Since 2006, USPTO’s workforce has grown from 7,800 employees to 11,700 without requiring any additional office space or parking spots. Now more than 7,500 employees do some level of telework, and nearly 4,000 full-time teleworkers have relinquished their desk space at the office. “When they do need to come in, they reserve space in a shared on-campus hoteling office,” Campbell said. “Because our full-time telework program has become so successful and employees are so productive, when they come in they’re not spending eight hours. It becomes a touchdown place for them.”
To date, the agency has given back $24 million worth of office space and reduced the number of hoteling offices from 200 to 91, with two desks in each. “Like everything else at this agency, we monitor very closely the utilization, and that helps build our business case for giving back space,” she said. As a result, USPTO maintained 70 percent productivity during Hurricane Sandy and more than 82 percent productivity during the snowstorm that hit the Washington metro area in late March. And employees are happy with the arrangement. Ninety-two percent of full-time teleworkers report higher overall job satisfaction and work/family balance, 77 percent of them report higher productivity, and 93 percent of all survey respondents said the program has had a positive impact on employee satisfaction.
Hoteling is also a core component of TIGTA’s real-estate strategy, which includes offices, bullpens and cubicle space available by reservation. The agency reached a goal of 157 usable square feet per person thanks to a 2011 renovation and move that shrank the overall footprint from 60,597 square feet to 52,145 square feet. At TIGTA, 58 percent of employees telework two days or more a week, nearly double the Treasury Department’s average of 30 percent and more than five times the governmentwide level of 10.8 percent.
“We have a multitude of tools to cope with the separation anxiety of not being in an office anymore,” said George Jakabcin, TIGTA’s CIO. “That was key to the successful transition.” Employees at all 70 offices have laptops equipped with cameras and Wi-Fi access, videoconferencing, instant messaging and virtual whiteboarding. “We’re trying to not lose too much of the office environment in terms of being able to collaborate with people,” Jakabcin said.
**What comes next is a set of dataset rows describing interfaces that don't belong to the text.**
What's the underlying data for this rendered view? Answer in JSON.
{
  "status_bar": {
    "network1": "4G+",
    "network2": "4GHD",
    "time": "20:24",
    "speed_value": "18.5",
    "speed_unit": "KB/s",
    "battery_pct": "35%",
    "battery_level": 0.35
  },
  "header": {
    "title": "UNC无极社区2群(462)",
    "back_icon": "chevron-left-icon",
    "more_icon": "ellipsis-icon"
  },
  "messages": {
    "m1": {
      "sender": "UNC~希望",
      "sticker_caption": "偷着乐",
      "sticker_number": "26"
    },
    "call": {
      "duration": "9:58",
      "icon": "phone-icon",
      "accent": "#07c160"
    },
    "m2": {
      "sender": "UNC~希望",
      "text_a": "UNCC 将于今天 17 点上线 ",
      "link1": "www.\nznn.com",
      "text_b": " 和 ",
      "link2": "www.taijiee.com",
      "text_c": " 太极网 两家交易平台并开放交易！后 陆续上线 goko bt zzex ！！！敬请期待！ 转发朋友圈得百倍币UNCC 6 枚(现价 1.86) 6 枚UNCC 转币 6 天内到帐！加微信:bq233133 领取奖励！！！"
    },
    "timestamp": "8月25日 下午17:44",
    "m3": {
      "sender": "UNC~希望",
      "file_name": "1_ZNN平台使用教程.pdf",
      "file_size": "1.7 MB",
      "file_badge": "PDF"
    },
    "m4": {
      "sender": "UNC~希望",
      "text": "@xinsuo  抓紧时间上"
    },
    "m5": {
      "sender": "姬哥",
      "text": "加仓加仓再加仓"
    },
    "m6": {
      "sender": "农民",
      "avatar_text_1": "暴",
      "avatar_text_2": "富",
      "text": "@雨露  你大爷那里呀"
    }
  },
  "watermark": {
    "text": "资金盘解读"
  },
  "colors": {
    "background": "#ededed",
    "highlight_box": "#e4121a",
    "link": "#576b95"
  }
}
But TIGTA officials also considered the downside of all that openness. “We’re conscious of ambient noise, so all the materials were selected to ensure we could keep it as private as possible when people are working,” he said. “We also have huddle rooms that are scattered around the space where you can talk to your doctor, children, spouse if you don’t want that conversation to even have the possibility of being overheard.” The hoteling program saved $6 million over the course of TIGTA’s office lease. Furthermore, job satisfaction climbed from 78 percent in 2011 to 79.8 percent in 2012, and self-reported work/life balance increased from 87.3 percent to 89.3 percent.
To help provide the interpersonal connection that might be missing in a telework-heavy workforce, TIGTA leaders start virtual meetings with a few minutes of socialization. Managers also specify and track performance more rigorously than before and always look for opportunities to increase efficiency, Jakabcin said. Indeed, workgroups that have moved to flexible space and more virtual meetings find that it’s often easier to have an impromptu conference call than it was in the past to find a time for everyone to meet in person. “You have to think about what does the technology provide for in the way of opportunities to change and improve the process,” Jakabcin said. “We were able to eliminate some steps that might not otherwise have surfaced if we had kept doing it in a physical presence environment.